Control of the game is critical to the success of the Referee Team. This allows for game flow without problems escalating.  The bench personnel must be kept under control so they do not interfere with the game or detract from it in anyway.  On occasion actions must be taken by the Referee Team to ask for school personnel to control fans who are becoming disruptive.  Players need to be controlled to prevent injuries, retaliations and game management problems.  These are just some examples of control.

Post Game Management.

Management duties are not restricted to pre-game and during-game activities. Several important post-game duties should be met. One example is for the Referee Team to immediately check the records and notes they agreed to keep on game events. After comparing these, the requirement for verifying the scorekeeper’s game record can then be done properly. If necessary, any needed post-game written report responsibility (example: ejection/disqualification reports) can be agreed upon. And finally, the all-important Referee Team post-game briefing should be conducted for the benefit of the Referee Team.

Management Styles and Effect on Performance./

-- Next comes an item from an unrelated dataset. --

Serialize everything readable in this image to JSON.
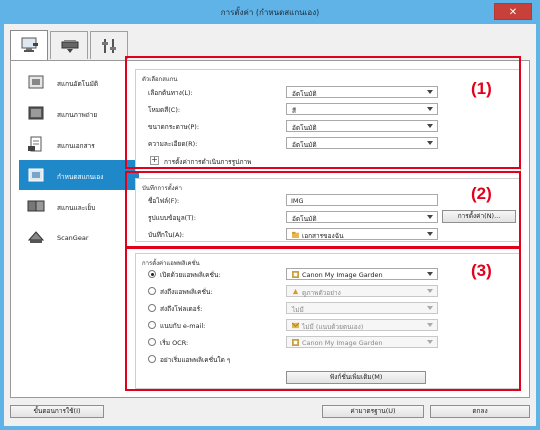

It is clear that the Referee Team members are managers by definition of the word.  With that in mind, let’s take some time to discuss the different management styles the referee team can use.

Participative Management.

One style described in management theory is participative management.  This starts when the Referee gets the Assistant Referees involved during the pre-game discussion (i.e., pre-game Referee Team briefing).  The Referee is seeking input and wants the officials to work as a team.  This style of management also applies to players when the Referee uses them to help control the game.  This could be by having the captain work with the team and speak to potential problem players.  Also, the Referee can allow players to approach in a professional and civil manner so that dialogue between the Referee and players prevents problems.  This style can be applied when approaching a coach and discussing the particular behavior of the coach and allowing some limited feedback to prevent the problem from elevating.

Theory X Management.

Theory X Managers have an authoritative style.  They typically want to provide close supervision and do not feel that individuals can perform on their own.  This type of management style by a Referee usually means multiple fouls called, quick reaction to situations, potential confrontation, and the Referee expecting problems to arise at any time.  Theory X Referees can be most effective on hard fought games between rival teams or officiating games where one or both teams are known for physical play.

Theory Y Management.

The Theory Y Manger is one who is fair and understanding.  This type of Referee expects fair play and player respect of their decisions.  The Theory Y Referee would work to have the players control the outcome of the game and play in manner where there is minimal interference by the Referee.  This style can be very effective in a game where both teams work the ball around and fouls are minimal.

Total Quality Management.

The term Total Quality Management was popular for many years.  This was a philosophy that problems can be corrected in the future by reviewing the current process and determining how the process can be improved.  This method is very helpful during the post game Referee Team Briefing.  The Referee Team should analyze particular aspects of the game and determine how they can improve the process of game control in the future.


To be a top official, one must adapt to the situation at hand.  The management style must be adjusted to fit the need.  At times Participative Management will help control a situation, while other times the Theory X style is required.  Recognizing when to apply which style is the key to success.   Continual process improvement is required to improve current skills and develop new techniques.